Accounting for public opinion, the Defense Ministry has used its leader Sergei Ivanov as a mouthpiece to state that students won’t be conscripted (almost 50% of the conscripts in Russia). Unhealthy young guys make about 30% more. They won’t be conscripted either. Who is to serve in the army? How will the problem of manning the troops fully be solved? According to warlords, two paths will be implemented in this connection. On the one hand, the number of contract servicemen will be boosted. They will make the backbone of the permanent readiness units in the troops. Their share among privates and sergeants is expected to be at least 50% by 2008. This is a good indicator, though not so comfortable as to abolish conscription. If the Russian Armed Forces have the strength of some 1.2 million and this figure doesn’t change by 2008, at least 500,000-600,000 young guys must be conscripted annually, due to curtailing the length of conscription service (some 350,000 are being called up now). Who do they like to call up?

Most likely, the Defense Ministry intends to boost the conscription at the expense of postgraduates. Many students are not conscripted now because they are officers in reserve on graduation from military faculties of institutes or universities. Under presidential decree, only 15,000 of such conscripts could be called up. The remaining 100,000-150,000 lieutenants are in reserve. Thus, the Russian Defense Ministry intends to decrease the number of unclaimed-for lieutenants, i.e. increase the human resources for conscription. According to Defense Minister Sergei Ivanov’s statement in Yaroslavl on April 12, the Russian military officials are in favor of a drastic reduction of the number of military faculties in civil institutions of higher education. In his words, “we have more military faculties now than in the Soviet Union, given the fact that the strength of the Soviet Armed Forces was three times higher than the current strength of the Russian army.”

Some military faculties are training highly qualified future officers, but the majority give poor training, the minister said. In his words, “bribe-taking efficiency of institutions of higher education is growing along with an increase in the number of military faculties.”

“We’ll analyze the situation with military faculties and decide which of those we need. Neither the state, nor we need the rest of the military faculties, especially since the length of conscription service is to be reduced to 12 months starting 2008,” Ivanov stated.

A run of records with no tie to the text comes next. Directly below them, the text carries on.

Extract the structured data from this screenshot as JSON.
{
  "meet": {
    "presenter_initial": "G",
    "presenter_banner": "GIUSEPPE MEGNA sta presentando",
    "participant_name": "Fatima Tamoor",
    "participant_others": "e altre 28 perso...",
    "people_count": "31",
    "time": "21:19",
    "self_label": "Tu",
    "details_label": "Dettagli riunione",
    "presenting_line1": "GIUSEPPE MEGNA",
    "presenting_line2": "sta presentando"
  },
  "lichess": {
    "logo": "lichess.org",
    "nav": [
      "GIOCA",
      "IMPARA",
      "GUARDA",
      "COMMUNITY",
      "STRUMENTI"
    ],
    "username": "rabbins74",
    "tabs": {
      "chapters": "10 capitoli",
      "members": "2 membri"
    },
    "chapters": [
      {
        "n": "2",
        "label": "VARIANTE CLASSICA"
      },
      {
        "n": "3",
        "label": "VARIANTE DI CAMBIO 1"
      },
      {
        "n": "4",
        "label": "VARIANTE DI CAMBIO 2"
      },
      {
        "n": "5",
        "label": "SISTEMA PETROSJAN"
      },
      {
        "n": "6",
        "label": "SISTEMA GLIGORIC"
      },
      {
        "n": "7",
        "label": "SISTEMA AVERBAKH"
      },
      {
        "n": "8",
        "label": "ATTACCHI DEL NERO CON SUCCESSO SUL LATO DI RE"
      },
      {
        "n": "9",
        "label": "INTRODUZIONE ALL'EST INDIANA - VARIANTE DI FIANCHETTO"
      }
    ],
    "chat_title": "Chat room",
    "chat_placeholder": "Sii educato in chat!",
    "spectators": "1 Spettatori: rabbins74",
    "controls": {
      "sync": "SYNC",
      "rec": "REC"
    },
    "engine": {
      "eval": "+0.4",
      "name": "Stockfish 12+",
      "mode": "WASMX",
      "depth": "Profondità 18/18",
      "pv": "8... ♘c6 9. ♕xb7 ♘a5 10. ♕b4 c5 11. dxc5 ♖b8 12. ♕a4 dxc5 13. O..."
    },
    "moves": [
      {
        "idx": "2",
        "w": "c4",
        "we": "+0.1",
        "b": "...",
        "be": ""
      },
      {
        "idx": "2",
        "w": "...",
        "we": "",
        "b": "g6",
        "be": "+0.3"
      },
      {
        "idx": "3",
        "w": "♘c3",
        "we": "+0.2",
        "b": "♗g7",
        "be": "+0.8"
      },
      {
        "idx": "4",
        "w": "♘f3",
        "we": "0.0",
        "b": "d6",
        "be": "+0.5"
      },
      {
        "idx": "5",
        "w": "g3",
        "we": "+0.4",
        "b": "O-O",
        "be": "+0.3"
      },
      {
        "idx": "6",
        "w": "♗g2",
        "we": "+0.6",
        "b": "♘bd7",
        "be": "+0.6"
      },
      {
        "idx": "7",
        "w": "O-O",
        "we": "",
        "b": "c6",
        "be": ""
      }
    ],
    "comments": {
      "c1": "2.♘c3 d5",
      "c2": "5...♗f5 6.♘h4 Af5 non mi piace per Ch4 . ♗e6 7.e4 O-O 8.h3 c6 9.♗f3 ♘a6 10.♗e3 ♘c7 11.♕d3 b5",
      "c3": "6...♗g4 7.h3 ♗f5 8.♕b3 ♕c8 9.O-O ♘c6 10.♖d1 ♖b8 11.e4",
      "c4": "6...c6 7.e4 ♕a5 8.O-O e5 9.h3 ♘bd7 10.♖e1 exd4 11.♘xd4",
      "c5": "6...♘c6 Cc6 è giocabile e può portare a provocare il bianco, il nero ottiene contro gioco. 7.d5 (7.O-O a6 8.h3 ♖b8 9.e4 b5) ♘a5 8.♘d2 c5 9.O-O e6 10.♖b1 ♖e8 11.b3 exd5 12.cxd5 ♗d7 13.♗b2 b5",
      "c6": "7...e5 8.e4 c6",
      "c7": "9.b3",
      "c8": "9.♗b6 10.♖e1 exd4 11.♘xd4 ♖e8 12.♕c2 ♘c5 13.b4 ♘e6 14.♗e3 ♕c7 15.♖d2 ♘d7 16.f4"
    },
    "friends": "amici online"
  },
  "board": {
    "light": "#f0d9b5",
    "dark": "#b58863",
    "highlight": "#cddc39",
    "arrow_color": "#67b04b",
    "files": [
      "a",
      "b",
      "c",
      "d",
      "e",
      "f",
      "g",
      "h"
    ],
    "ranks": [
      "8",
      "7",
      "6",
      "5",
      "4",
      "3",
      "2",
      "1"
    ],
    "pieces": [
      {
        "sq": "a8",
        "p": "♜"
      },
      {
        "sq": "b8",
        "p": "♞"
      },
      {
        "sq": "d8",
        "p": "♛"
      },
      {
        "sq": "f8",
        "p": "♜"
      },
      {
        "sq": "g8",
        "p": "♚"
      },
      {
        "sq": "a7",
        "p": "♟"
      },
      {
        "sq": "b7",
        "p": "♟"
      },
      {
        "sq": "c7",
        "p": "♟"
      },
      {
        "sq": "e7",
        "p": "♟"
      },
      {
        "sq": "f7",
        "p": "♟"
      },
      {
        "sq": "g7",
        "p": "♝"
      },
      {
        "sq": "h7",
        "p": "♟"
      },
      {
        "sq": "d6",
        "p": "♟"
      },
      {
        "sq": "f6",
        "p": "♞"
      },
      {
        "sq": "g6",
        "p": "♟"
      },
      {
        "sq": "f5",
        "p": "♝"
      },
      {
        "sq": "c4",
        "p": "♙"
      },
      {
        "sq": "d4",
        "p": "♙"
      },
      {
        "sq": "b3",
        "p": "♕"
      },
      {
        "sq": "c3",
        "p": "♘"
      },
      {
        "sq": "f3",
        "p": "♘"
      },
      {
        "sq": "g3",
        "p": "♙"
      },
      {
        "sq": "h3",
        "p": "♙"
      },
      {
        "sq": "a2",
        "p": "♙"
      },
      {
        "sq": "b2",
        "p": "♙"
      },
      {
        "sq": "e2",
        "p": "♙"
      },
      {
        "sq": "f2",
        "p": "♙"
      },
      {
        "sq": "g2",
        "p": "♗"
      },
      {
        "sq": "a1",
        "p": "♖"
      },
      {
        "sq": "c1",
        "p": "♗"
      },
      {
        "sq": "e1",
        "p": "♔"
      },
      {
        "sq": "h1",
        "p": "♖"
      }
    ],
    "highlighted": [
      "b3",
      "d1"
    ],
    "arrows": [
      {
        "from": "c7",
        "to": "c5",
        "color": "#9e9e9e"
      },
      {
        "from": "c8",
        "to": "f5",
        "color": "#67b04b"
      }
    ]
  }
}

The Defense Ministry will cut the number of military faculties soon. More conscripts will be called up at the expense of postgraduates in some 2-3 years. The question is: whether or not this will suffice to entirely solve the conscription-shortage problem in the Russian army? The evident answer is now. The public is likely to gain new gaps to avoid conscription of postgraduates. For instance, the network of commercial studying facilities for postgraduates will expand, former students will start seeking various diseases, get married, make children, etc. – i.e. officially claim to deferrals. To increase the conscription basis the state is likely to drastically curtail the number of conscription service deferrals, for graduates too. Otherwise, in some 10-15 years the army will only have 50% of the required personnel. There are other ways of solving this problem – cutbacks in the military personnel and raising the number of career servicemen in the army. However, the Russian leaders are not yet considering similar approaches.